Writing Mini-Lessons: Spoken Word Poetry
Although often spoken word poetry is considered a modern form, often associated with hip hop culture, in truth, all poetry began as spoken word poetry. It was part of the oral tradition during a time before written language was commonplace. So in a sense, spoken word poetry is an ancient form. However, the term "spoken word" wasn’t popularized until the late twentieth century, the form has its roots in ancient times, when poets such as Homer—and somewhat later, Shakespeare—created poems specifically as pieces for performance.
Over the centuries, spoken word poetry evolved to include a variety of forms and styles, but despite the popularity of performance poetry—stage poetry—the growing presence of printed text and increased literacy allowed for the rise of poetry in print—page poetry. Where spoken word poetry emphasizes elements such as sound and performance aspects, page poetry emphasizes the visual aspect of the written form, including the white space on the page.

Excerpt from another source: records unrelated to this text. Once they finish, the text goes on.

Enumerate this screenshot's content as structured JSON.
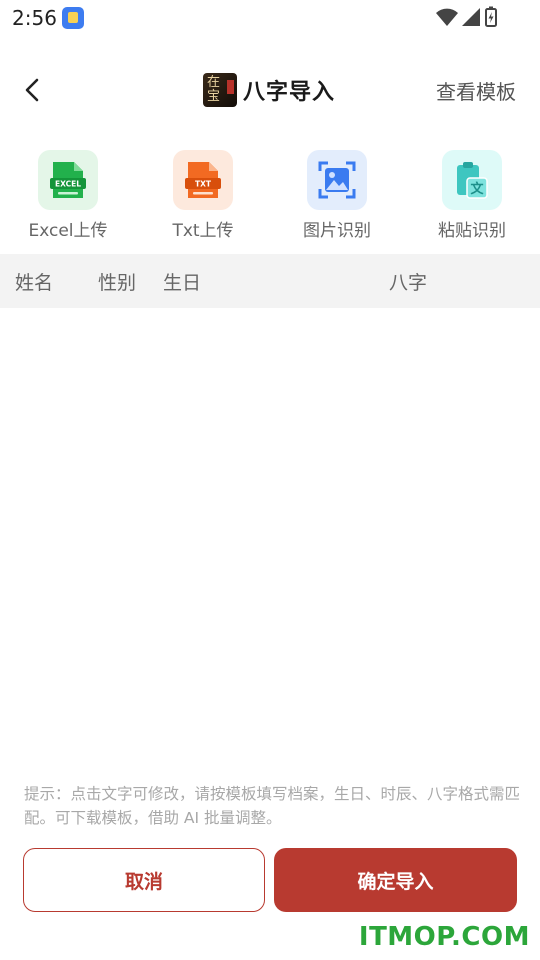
{
  "status_bar": {
    "time": "2:56"
  },
  "navbar": {
    "logo_text": "在\n宝",
    "title": "八字导入",
    "template_link": "查看模板"
  },
  "import_options": [
    {
      "label": "Excel上传",
      "icon": "excel-file-icon",
      "icon_text": "EXCEL",
      "color": "#22b14c",
      "bg": "#e4f6e8"
    },
    {
      "label": "Txt上传",
      "icon": "txt-file-icon",
      "icon_text": "TXT",
      "color": "#f26a22",
      "bg": "#fde9dd"
    },
    {
      "label": "图片识别",
      "icon": "image-scan-icon",
      "color": "#3a7bf0",
      "bg": "#e3edfc"
    },
    {
      "label": "粘贴识别",
      "icon": "clipboard-text-icon",
      "icon_text": "文",
      "color": "#3ec6c0",
      "bg": "#defaf8"
    }
  ],
  "table": {
    "columns": [
      "姓名",
      "性别",
      "生日",
      "八字"
    ]
  },
  "hint": "提示：点击文字可修改，请按模板填写档案，生日、时辰、八字格式需匹配。可下载模板，借助 AI 批量调整。",
  "buttons": {
    "cancel": "取消",
    "confirm": "确定导入"
  },
  "watermark": "ITMOP.COM",
  "colors": {
    "primary": "#b83a30",
    "header_bg": "#f3f3f3"
  }
}
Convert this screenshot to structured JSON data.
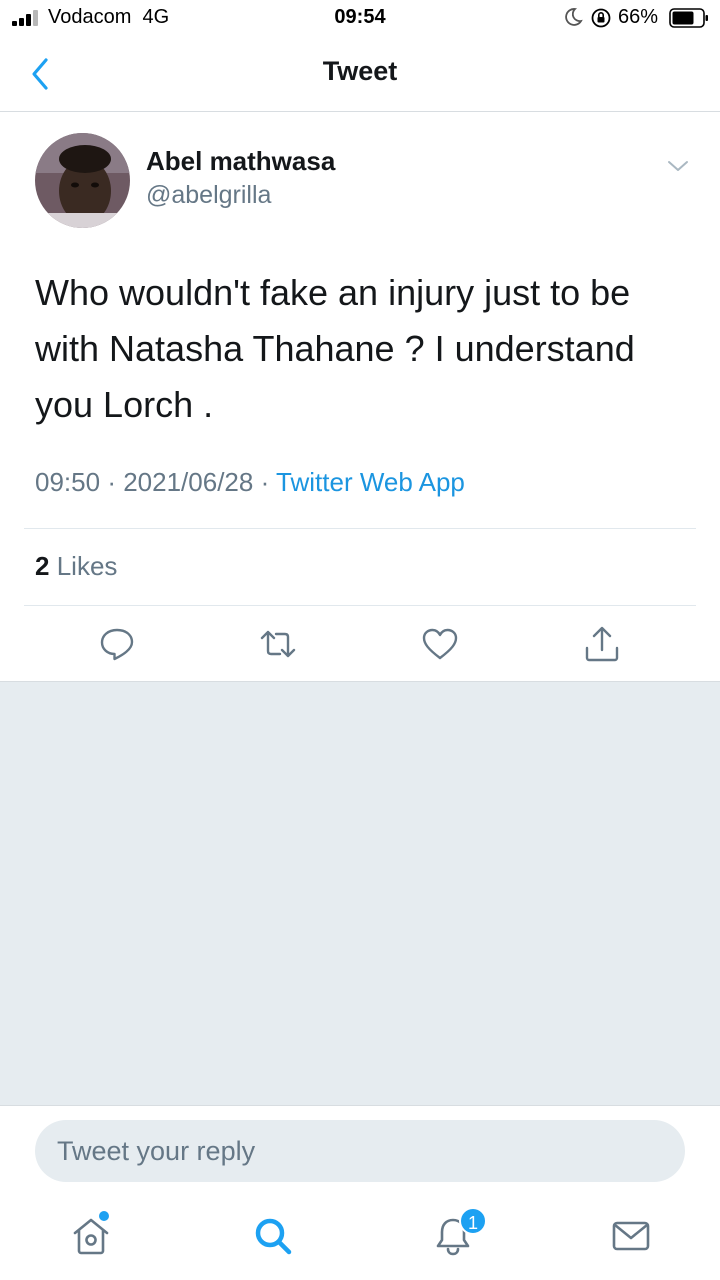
{
  "status_bar": {
    "carrier": "Vodacom",
    "network": "4G",
    "time": "09:54",
    "battery_percent": "66%",
    "icons": [
      "signal-icon",
      "moon-icon",
      "rotation-lock-icon",
      "battery-icon"
    ]
  },
  "header": {
    "title": "Tweet",
    "back_icon": "chevron-left-icon"
  },
  "tweet": {
    "display_name": "Abel mathwasa",
    "handle": "@abelgrilla",
    "text": "Who wouldn't fake an injury just to be with Natasha Thahane ? I understand you Lorch .",
    "time": "09:50",
    "date": "2021/06/28",
    "separator": "·",
    "source": "Twitter Web App",
    "likes_count": "2",
    "likes_label": "Likes",
    "actions": [
      "reply-icon",
      "retweet-icon",
      "like-icon",
      "share-icon"
    ]
  },
  "reply": {
    "placeholder": "Tweet your reply"
  },
  "tab_bar": {
    "items": [
      "home-icon",
      "search-icon",
      "notifications-icon",
      "messages-icon"
    ],
    "notification_badge": "1"
  },
  "colors": {
    "accent": "#1da1f2",
    "link": "#1b95e0",
    "secondary_text": "#657786",
    "background_gray": "#e6ecf0"
  }
}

A page poet, Thomas Lux, once asked Taylor Mali, a premier stage poet, "What the heck’s the difference (between page and stage)?" Mali replied, "Only one, and it’s not even a rule: spoken word poets tend to memorize their poems." All poets have to write first, whether on a page or on a screen. Page poets share their work with audiences, but tend to call those "readings," while stage poets tend to call the sharing of their work "performances."
All this is to say that a spoken word poem must do everything every poem does well, but rather than focusing on line breaks, stanzas, white space, and the poem’s shape on a page, the poet must focus on elements of performance, such as gesture, facial expression, pacing, projection, pattern/repetition, enunciation, and the like.
According to T’ai Freedom Ford, a New York City slam poet, spoken word "fuses creative wordplay with shiny performance." Because it is performed, this poetry tends to demonstrate a heavy use of rhythm, improvisation, free association, rhymes, rich poetic phrases, word play, and slang.
Below are some components of strong spoken word poems:
- Concrete Language – Use words and phrases that will elicit vivid images, sounds, actions and other sensations. If your poem is rich with imagery, your listeners will see, smell, and taste what you’re describing. Concrete language brings the piece to life for your audience.
- Repetition – Include effective repetition. As you know, effective repetition is a simple, yet powerful poetic device. The repetition of a phrase or image will help to extend that particular thought or image beyond its original meaning. This allows the poet to convey an idea or exaggerate a point that they want to make.
- Rhyme – Consider enhancing your poem with rhyme. If incorporated with skill, surprise, and moderation, rhyming can enrich your poems and performance.
- Attitude – Fill the poem with your passion. Emotions and opinions are the heart of spoken word poetry. Be courageous and allow your piece to embody your own unique perspective.
- Persona – Explore writing through a mask, seeing through someone/something else’s eyes and speaking throught that voice. Persona isn’t a must, but may allow you to understand your topic in a new way.
- Performance – Practice performing your poem, and revise as needed. Then practice some more, working on strong stage presence.
Below are some key elements of performance:
- Posture – Stand up straight, with your feet planted firmly and with your shoulders back, chin up, and head high. Look confident and assertive.
- Eye Contact – Make eye contact with your audience, and do not stare at the floor, your paper, or in one particular spot the entire time. From time to time, look into the eyes of the different people in the audience to hold their attention.
- Projection – Speak loudly and clearly so that your voice can be heard from a distance.
- Enunciation – Don’t mumble. Speak clearly and distinctly so that the audience can understand what you are saying.
- Facial Expressions – Use facial expressions to convey the emotional content of your poem. Smile when the content is light or happy; don’t smile if the content is serious or sad.
- Gestures – Use hand motions and body movements to emphasize different elements of your performance. However, don’t rock back and forth or wave your hands about needlessly, as these movements may distract your audience.
- Memorization – Try to memorize your poem so you can focus more on its performance of the poem. However, so far as performance is concerned, it is more important to “learn your poems by heart.” If you are really in touch with the meaning and the emotional content of your poem, even if you forget a word or a line, you can keep going. Learning by heart allows you to incorporate improvisation into your poem, which is another elements of spoken word poetry.
To assist you in your writing and performance or spoken word poetry, observe and analyze the performances of spoken word poets. Here are a few performances as a starting point:
Two different performances of the same piece: